Work request:
Lines with "time": copy each one from the listing below.

Extracted entries:
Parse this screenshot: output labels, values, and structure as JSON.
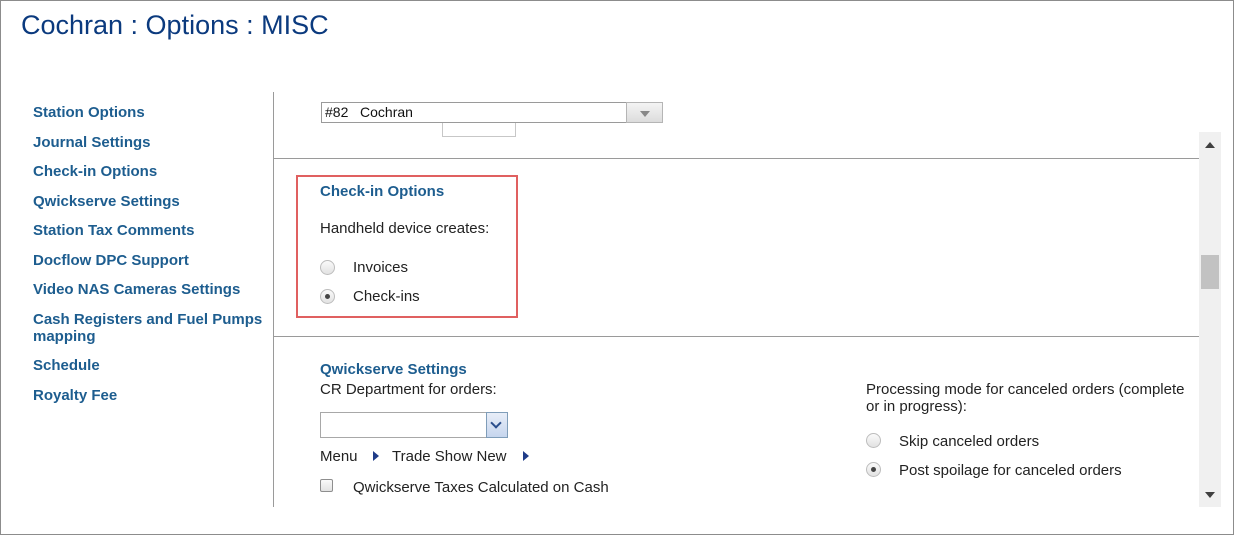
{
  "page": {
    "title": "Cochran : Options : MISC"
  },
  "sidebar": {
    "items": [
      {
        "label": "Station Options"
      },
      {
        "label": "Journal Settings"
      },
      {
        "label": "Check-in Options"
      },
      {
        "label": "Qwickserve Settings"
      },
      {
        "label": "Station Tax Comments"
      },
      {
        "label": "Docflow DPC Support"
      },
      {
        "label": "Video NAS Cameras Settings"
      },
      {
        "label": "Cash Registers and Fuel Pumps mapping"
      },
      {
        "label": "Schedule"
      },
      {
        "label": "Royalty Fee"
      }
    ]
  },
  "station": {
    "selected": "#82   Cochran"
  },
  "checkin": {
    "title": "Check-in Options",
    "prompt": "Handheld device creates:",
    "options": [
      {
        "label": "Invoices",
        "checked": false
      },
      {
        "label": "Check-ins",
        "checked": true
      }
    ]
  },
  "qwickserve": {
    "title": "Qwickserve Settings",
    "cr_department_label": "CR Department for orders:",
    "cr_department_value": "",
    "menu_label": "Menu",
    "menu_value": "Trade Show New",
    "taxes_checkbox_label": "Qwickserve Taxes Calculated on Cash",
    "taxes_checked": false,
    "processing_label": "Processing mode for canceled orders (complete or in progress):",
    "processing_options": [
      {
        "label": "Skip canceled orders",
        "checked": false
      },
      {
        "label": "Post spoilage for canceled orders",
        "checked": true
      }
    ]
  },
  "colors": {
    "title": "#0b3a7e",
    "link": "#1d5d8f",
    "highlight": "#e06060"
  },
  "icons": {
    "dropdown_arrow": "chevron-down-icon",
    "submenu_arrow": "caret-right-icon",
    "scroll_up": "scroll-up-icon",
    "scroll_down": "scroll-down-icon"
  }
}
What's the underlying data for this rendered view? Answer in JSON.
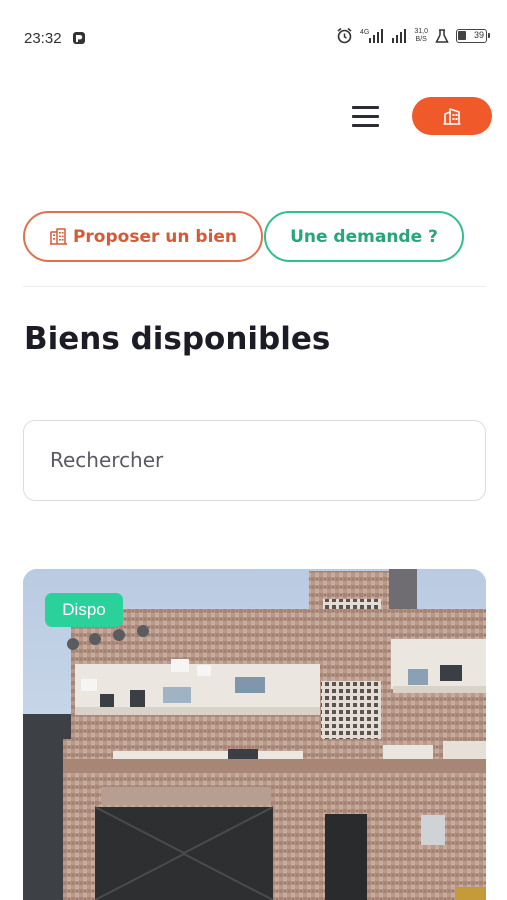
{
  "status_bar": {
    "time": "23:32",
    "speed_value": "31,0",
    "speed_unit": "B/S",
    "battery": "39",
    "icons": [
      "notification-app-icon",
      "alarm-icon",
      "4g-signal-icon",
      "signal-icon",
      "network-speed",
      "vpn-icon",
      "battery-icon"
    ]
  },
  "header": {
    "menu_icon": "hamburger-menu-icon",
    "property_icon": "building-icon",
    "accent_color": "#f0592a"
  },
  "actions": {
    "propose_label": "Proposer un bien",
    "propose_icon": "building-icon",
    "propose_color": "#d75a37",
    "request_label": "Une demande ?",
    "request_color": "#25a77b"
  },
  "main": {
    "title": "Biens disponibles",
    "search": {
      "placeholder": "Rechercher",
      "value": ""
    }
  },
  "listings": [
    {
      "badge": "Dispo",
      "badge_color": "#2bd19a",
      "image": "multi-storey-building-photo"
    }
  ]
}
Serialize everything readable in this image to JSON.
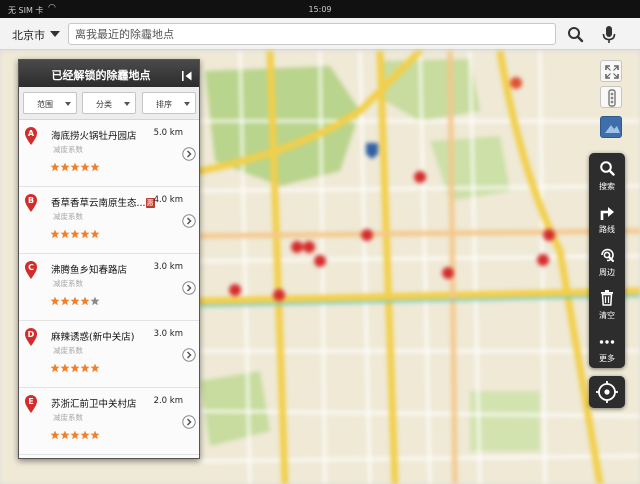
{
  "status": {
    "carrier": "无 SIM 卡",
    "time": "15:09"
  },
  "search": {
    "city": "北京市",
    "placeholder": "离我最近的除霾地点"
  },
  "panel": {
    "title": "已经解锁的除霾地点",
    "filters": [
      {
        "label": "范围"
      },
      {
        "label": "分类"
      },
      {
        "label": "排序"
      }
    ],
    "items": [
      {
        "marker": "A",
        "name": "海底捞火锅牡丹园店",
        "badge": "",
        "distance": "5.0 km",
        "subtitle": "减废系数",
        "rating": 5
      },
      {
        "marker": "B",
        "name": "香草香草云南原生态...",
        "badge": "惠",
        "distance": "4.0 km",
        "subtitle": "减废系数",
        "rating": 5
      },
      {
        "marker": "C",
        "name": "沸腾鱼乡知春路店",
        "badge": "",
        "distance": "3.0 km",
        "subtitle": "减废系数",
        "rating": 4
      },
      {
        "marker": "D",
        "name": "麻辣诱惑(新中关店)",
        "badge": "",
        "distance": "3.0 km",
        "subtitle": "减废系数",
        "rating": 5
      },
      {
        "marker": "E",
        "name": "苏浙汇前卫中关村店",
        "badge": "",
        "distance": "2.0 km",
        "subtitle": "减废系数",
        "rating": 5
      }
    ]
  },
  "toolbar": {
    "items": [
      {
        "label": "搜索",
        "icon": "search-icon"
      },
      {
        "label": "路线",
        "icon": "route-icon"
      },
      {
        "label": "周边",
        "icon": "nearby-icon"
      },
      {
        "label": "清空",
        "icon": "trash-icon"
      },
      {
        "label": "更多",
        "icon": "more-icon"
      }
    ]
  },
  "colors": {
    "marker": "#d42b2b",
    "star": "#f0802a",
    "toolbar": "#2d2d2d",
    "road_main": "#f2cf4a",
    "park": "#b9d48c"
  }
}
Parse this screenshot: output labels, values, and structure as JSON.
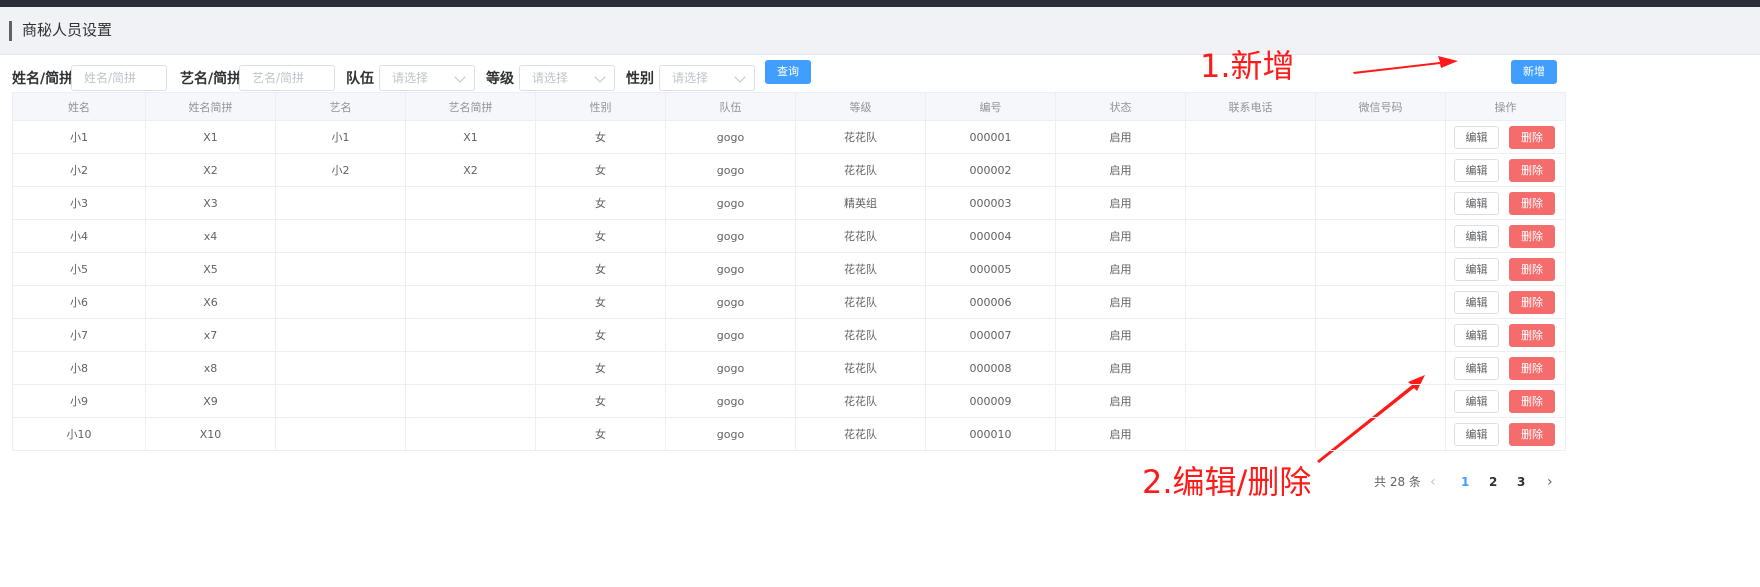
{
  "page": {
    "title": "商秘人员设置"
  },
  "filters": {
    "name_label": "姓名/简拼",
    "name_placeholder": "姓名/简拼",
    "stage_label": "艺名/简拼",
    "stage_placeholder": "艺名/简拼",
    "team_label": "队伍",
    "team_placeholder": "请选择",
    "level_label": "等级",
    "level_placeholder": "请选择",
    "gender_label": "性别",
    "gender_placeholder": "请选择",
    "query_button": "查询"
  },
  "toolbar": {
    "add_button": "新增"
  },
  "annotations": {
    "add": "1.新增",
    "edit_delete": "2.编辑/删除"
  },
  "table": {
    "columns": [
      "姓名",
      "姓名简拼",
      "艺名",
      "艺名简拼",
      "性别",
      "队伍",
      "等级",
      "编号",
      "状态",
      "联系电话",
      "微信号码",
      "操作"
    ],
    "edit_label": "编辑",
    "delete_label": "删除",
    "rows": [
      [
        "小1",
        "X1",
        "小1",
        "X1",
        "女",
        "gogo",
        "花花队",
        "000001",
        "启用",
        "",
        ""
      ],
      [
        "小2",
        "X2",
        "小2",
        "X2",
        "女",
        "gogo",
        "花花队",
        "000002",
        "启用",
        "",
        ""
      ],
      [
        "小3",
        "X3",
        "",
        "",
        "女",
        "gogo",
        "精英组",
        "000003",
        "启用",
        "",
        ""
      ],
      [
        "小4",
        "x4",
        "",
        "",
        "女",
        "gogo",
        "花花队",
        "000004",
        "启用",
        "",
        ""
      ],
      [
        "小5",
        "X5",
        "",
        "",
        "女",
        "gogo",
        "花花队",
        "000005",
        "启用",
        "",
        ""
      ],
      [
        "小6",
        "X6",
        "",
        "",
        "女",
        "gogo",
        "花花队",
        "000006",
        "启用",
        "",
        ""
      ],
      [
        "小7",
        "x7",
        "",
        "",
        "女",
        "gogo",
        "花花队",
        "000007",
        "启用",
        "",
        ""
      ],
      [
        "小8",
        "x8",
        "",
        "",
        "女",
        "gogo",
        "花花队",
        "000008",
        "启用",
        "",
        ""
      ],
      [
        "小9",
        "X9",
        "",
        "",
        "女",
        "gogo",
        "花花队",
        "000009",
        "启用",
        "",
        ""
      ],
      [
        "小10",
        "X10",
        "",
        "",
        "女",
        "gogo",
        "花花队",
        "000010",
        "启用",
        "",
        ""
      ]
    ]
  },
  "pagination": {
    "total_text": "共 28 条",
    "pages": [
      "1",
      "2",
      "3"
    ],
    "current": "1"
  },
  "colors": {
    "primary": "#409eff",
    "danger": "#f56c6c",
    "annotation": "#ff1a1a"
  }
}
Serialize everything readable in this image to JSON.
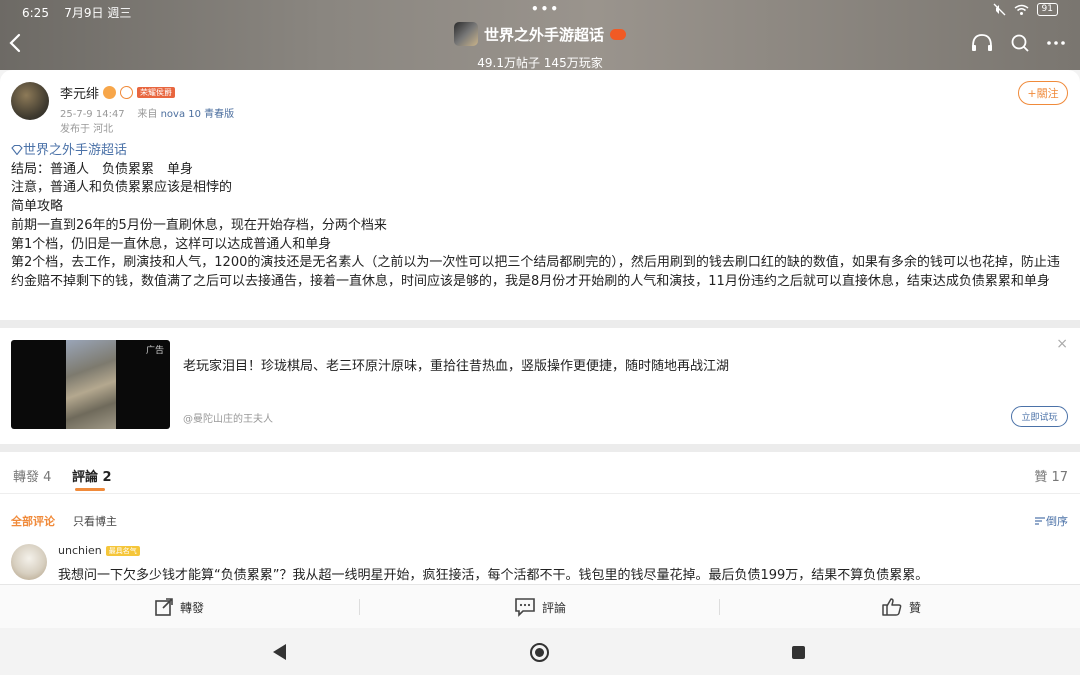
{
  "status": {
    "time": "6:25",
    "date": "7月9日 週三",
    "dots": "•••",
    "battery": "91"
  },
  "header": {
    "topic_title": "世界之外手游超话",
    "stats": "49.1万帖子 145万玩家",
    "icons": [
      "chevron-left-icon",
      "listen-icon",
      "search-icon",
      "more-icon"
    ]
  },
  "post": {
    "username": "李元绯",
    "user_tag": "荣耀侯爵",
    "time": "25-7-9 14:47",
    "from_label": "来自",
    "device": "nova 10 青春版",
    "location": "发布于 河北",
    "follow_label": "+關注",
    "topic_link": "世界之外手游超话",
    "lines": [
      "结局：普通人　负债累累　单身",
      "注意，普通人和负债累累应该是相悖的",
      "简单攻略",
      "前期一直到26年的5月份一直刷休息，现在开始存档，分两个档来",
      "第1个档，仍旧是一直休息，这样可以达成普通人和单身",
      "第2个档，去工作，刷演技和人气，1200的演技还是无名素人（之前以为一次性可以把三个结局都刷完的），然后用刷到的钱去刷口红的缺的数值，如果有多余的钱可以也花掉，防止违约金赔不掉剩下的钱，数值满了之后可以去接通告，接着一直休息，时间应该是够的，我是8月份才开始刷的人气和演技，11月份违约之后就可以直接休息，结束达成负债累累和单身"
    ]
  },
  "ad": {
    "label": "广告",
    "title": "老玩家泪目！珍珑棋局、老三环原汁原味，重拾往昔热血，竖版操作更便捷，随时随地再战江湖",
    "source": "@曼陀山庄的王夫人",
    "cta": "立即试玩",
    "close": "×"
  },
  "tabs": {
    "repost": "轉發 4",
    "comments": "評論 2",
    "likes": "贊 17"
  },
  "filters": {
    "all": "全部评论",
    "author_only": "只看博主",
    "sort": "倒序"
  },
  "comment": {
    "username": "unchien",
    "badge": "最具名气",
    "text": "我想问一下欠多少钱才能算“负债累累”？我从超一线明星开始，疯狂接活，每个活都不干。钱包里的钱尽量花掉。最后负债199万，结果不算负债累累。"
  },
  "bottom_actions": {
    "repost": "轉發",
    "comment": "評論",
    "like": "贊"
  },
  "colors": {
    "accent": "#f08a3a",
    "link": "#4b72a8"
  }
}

Task solution:
    "time": "23:32",
    "time": "15:09"
    "time": "6:25",
    "time": "25-7-9 14:47",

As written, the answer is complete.